#### WHAT IS EXPECTED
Supply the number of lines below containing "LinLin胜哥", nothing else.

Stored items:
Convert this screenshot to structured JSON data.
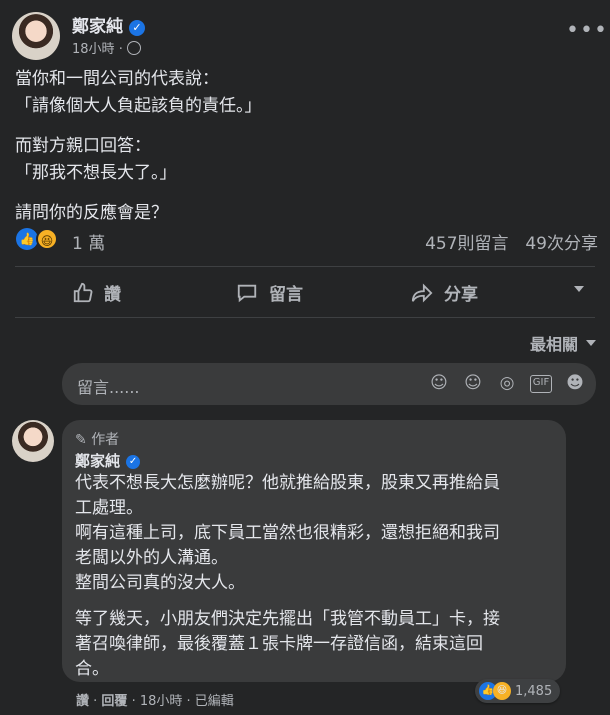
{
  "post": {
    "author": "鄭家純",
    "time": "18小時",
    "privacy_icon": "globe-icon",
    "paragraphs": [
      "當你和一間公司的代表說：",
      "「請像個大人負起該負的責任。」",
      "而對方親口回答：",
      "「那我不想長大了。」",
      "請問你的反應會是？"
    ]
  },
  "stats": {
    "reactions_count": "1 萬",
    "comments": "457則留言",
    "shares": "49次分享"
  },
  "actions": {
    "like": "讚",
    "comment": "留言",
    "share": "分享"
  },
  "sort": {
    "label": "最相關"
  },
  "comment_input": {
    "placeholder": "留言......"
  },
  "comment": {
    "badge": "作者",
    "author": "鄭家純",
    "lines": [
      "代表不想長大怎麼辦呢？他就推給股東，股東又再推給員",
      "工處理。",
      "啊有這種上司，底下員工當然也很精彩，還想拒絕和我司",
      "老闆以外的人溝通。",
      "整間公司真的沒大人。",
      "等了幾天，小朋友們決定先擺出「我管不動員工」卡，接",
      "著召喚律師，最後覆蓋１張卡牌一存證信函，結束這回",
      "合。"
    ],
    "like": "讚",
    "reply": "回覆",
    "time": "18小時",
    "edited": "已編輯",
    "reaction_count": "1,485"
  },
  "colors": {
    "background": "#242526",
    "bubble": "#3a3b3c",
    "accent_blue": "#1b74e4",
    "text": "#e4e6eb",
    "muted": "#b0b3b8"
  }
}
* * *
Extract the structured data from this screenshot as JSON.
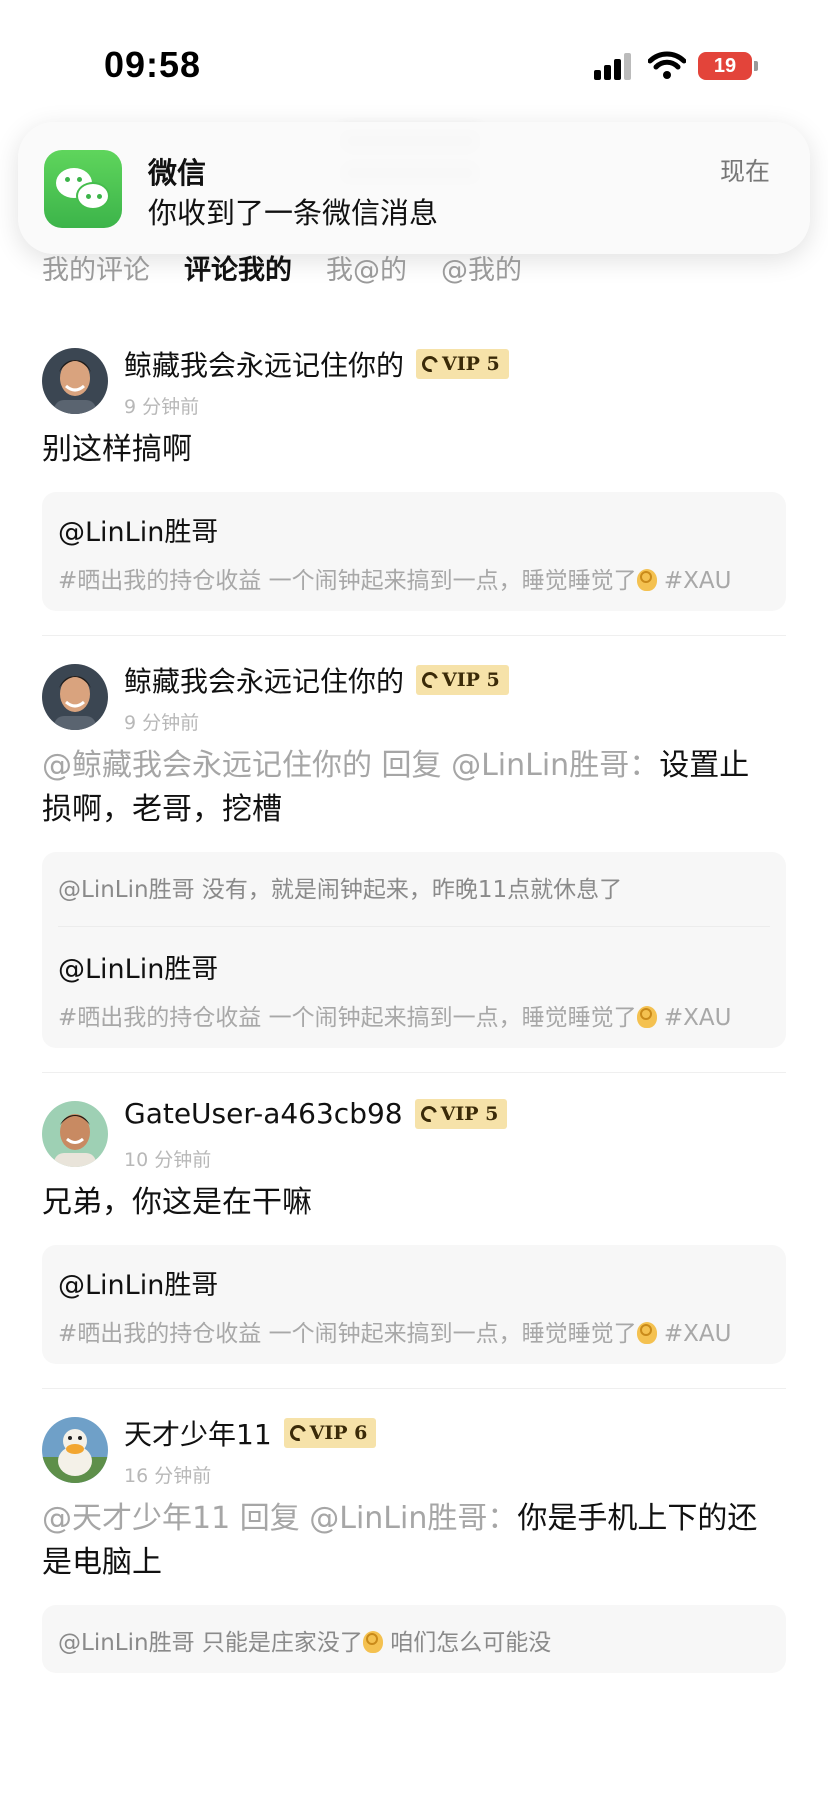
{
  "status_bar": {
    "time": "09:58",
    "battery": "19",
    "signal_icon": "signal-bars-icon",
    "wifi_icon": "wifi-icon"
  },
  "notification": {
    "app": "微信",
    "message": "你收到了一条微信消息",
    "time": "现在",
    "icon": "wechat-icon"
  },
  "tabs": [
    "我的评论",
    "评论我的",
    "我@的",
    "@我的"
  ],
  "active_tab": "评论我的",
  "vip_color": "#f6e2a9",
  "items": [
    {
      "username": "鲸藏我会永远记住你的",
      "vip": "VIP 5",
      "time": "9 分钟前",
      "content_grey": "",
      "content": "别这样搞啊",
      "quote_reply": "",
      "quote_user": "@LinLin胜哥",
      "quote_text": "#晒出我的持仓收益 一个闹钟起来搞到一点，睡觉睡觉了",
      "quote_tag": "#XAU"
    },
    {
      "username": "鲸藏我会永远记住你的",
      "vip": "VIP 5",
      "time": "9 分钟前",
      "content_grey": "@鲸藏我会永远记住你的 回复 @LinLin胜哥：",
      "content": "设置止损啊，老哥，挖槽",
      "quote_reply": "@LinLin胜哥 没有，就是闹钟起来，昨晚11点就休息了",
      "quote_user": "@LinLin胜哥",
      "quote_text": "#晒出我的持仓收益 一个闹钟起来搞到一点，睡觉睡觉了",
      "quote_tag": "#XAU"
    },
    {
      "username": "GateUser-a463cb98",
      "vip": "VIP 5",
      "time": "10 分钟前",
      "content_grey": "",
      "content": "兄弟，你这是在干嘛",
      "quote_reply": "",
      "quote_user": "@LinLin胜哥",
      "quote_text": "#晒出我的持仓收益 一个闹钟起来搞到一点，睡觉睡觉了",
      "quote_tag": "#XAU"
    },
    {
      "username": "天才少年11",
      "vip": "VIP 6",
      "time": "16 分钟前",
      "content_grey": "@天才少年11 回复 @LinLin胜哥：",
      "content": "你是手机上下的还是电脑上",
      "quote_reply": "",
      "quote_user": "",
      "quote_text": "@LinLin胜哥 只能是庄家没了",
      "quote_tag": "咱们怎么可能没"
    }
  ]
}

#### WORKED SOLUTION
7